A CASE OF COMPRESSION: Lynn Stacy unwraps grain meat for sausage products at Field Roast,
which has a flatter pay structure because of its higher minimum wage.

Some companies, however, remain concerned that the higher minimum wage could still hurt them. BrightStar Care, which offers home care and medical staffing in most states, is operating at a disadvantage because of the minimum wage, says CEO Shelly Sun. “Our Seattle franchise has only about 50 employees,” Sun notes, “but it’s being treated like a big business.”
Because Seattle treats the franchised operation of a national chain as if it were a large business, BrightStar will have to pay $15 an hour as of January, whereas some of its competitors with similar employee numbers in Seattle may not have to pay that much until 2019. Sun says a consequence may be reducing the size of the Seattle franchisee’s staff, which could have implications for clients.

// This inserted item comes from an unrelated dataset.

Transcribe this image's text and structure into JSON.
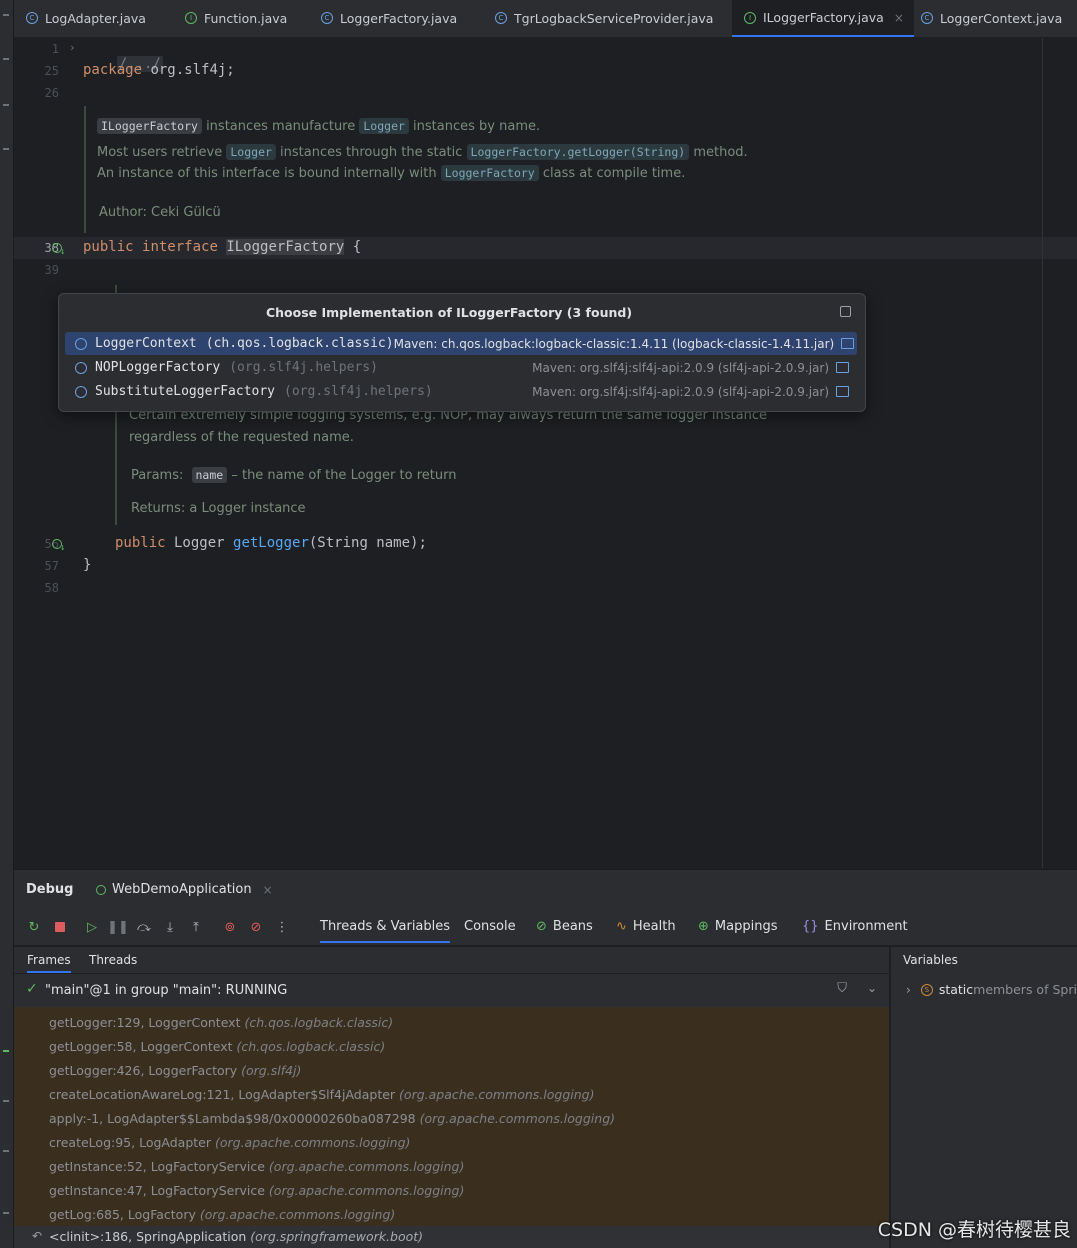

Meanwhile, the national restaurant chain Buffalo Wild Wings says it is hesitant to expand in Seattle because the high minimum wage makes it economically inefficient to hire and train inexperienced workers. Still, what was once considered a movement isolated to “liberal” western cities like Seattle and San Francisco has gained sufficient momentum nationwide to be included in the national platform of the Democratic Party this election season. 
Thanks to Seattle’s strong labor market — the unemployment rate in the Seattle metropolitan area was 4.4 percent in July (compared to 5.8 percent statewide) — the higher wages have had little negative effect on the economy.
A report released in July by the University of Washington’s Evans School of Public Policy and Governance concluded that the new minimum wage law hasn’t had a lot of upside, either. Since a strong labor market would have increased wages in any case, the study concluded, only a quarter of the recent gains could actually be attributed to the minimum-wage law — a little more than a few dollars a week. 

Revisiting the minimum-wage story | Seattle Business magazine examined the minimum-wage issue in its May 2014 issue, just as the Seattle City Council was considering an ordinance raising the minimum hourly rate to $15 in a gradual process over several years, depending on a company’s size. This is the magazine’s first follow-up since passage of the minimum-wage law.